He is an old hand at the Caroline Bay Carnival, but new president Allen Martin is bringing young blood to the role.
At just 31, Mr Martin is believed to be the youngest president in the association’s 108-year history, and has been involved with the Caroline Bay Carnival since he was 13, working on rides and games and serving on the committee, including two terms as vice-president.
The Port Blakely forestry supervisor takes over from Warren Barker, who served as president for the past two years, and had previously held the role for a 16-year stretch.
Mr Barker said he was happy to stand down knowing the association was in good hands.
“I think they’ve got a good, positive committee, and I wish them well for the future. They’ve certainly got my support, and if I can help them in any way, I will.”
Mr Martin said he had thought about standing in the past, but sometimes life just got in the way.
“I think the timing is right now. I could have maybe done it a while ago, but I think I’m better off for waiting. I’ve had a bit more life experience, and business experience.
“And with Warren [Barker] stepping down, it’s a good time to step in and take things to another level.”
How to do that has been on Mr Martin’s mind for a while now, and a recent family holiday to the United States served equally as a research trip, visiting theme parks to see what ideas he could bring back to Timaru.
“They had a lot of the same, but there were some differences, different rules, prize structures, and a lot of things were just brighter – colours, sound, lights.”
“We do some stuff pretty good, and we’ve got to keep doing that, but we have some areas that we need to improve.
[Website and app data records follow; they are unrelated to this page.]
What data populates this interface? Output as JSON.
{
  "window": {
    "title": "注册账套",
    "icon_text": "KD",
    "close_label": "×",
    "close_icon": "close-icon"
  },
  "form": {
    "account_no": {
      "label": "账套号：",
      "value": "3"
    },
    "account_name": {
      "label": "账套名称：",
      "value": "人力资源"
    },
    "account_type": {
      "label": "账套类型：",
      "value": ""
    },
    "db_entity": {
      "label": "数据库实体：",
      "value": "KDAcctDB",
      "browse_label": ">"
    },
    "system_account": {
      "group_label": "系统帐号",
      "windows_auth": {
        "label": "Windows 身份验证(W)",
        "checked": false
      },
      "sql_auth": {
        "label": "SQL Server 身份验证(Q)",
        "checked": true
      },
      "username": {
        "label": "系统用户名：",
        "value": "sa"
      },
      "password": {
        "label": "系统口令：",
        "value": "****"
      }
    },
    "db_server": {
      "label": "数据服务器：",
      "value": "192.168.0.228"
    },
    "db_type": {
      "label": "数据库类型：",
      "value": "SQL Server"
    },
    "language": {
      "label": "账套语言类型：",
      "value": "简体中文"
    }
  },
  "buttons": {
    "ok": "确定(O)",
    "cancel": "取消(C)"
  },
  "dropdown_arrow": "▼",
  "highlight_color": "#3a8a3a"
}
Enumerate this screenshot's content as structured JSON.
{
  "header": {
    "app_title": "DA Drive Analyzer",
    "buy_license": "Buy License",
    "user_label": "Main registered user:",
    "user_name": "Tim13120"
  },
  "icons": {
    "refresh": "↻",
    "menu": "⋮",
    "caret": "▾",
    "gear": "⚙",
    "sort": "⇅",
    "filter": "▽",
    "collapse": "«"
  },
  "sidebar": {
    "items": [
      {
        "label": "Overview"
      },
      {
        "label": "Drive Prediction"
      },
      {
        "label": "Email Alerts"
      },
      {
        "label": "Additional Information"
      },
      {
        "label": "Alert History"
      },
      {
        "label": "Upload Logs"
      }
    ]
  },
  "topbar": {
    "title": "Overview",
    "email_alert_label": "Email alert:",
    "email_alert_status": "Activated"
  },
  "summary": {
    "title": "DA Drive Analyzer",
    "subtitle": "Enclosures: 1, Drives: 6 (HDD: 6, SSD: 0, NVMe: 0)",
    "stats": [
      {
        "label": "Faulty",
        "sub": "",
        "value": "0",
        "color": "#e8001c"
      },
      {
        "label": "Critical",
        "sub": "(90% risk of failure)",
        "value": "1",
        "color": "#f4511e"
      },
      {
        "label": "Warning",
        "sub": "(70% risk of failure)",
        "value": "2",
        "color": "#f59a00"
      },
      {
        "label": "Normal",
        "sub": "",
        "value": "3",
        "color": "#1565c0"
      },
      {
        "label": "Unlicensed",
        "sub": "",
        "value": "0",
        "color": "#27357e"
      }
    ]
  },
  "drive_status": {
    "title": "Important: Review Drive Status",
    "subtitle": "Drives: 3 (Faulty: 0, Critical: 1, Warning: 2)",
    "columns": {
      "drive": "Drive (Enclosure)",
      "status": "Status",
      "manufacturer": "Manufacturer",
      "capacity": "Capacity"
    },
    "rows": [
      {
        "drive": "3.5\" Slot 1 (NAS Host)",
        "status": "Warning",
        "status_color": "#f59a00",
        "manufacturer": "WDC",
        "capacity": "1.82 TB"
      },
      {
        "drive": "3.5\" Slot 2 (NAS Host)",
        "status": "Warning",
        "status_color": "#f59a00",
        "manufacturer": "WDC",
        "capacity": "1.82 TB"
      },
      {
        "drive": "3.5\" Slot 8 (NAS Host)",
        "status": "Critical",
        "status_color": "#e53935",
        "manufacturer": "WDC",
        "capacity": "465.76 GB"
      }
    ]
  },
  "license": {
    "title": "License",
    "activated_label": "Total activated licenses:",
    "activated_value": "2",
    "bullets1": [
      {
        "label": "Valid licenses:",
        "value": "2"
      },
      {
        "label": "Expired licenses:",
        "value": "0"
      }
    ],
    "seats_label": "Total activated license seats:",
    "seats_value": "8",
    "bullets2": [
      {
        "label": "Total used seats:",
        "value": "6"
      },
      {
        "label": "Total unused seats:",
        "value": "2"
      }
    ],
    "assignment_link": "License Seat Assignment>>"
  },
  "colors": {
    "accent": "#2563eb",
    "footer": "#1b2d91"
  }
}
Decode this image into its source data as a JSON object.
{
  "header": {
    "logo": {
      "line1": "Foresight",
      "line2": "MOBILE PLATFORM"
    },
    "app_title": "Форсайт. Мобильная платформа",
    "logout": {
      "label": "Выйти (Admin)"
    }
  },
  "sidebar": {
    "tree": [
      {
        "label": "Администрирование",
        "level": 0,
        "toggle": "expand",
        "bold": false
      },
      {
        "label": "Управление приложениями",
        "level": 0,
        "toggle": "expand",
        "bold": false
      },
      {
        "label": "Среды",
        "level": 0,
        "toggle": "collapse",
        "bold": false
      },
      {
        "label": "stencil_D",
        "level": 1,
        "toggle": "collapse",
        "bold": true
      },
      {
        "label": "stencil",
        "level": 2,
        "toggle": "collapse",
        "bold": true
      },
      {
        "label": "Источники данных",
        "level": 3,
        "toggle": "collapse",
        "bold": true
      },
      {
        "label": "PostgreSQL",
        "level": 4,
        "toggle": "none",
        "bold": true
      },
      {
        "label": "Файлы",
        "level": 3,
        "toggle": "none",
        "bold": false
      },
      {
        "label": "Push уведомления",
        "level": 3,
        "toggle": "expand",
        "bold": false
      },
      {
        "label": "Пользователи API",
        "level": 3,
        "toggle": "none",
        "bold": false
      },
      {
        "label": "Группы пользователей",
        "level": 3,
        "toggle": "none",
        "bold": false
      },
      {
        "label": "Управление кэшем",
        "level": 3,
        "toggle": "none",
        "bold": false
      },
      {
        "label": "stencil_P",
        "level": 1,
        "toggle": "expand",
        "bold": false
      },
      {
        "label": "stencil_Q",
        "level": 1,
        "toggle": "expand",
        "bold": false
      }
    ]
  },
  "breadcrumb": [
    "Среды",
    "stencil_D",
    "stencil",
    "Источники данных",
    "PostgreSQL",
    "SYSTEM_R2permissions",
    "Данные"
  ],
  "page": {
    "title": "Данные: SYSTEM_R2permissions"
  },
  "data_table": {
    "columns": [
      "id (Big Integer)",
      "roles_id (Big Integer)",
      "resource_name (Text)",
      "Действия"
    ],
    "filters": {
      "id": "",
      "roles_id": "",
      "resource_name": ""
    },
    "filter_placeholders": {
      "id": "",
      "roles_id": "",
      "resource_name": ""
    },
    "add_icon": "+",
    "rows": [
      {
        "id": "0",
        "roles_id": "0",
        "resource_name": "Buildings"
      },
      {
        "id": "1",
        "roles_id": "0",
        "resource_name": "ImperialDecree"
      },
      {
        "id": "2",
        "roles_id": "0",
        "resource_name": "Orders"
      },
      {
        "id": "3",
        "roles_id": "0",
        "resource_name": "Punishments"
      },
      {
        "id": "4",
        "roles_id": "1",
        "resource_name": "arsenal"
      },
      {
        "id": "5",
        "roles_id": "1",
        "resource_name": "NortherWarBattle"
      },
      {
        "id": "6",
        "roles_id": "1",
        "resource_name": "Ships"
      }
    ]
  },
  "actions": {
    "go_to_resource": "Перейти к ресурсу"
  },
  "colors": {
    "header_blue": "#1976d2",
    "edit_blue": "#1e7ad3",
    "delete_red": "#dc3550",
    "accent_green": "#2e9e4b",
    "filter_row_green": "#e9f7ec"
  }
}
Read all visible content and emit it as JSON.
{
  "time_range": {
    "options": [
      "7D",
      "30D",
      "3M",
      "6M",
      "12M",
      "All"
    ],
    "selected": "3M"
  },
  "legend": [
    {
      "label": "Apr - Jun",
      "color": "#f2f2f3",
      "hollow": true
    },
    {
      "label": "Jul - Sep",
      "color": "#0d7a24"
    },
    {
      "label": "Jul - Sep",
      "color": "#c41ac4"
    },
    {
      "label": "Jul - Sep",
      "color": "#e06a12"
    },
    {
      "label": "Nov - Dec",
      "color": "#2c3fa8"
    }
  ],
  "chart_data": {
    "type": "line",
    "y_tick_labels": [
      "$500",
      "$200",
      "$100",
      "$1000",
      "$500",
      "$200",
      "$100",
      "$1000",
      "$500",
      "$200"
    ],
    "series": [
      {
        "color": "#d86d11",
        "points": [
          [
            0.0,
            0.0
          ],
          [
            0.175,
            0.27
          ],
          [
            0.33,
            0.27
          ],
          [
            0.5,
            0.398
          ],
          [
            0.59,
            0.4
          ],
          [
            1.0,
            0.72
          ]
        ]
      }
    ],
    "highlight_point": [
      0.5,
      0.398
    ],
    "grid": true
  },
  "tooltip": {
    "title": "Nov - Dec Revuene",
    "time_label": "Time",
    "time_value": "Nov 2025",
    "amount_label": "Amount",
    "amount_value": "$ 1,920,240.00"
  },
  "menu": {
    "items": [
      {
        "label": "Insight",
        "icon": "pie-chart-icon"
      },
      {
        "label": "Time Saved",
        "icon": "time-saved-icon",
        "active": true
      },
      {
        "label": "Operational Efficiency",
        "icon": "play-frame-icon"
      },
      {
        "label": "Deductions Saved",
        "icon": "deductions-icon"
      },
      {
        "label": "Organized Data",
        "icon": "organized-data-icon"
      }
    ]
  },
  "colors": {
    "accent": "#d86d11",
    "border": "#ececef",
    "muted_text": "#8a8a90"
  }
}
Some of it is obvious, some of it we’ve got to do a bit of homework.
“And we need to grow .. we put in heaps of effort between the AGM [in May] and the carnival, and now we need to knuckle down after the carnival and do some long-term planning.
“Overall, it does work. We’re always going to have another carnival, but we want to grow, and be bigger and better. You’ve got to be a wee bit ambitious.”
Mr Martin said the association often copped criticism, and he believed the committee needed to pay attention to that, and take what it could from it.
A priority for the committee this year would be looking at how to attract new volunteers, and given the time of the year the carnival operated, that was always a challenge.
“We need to involve the community a bit more .. it is a tricky time of the year, but it’s a community event.”
Mr Martin is elected for a one-year term, but is hoping he will be in the role for longer than that.
“You’ve got to do enough in that first year to get enough people voting for you next time around.”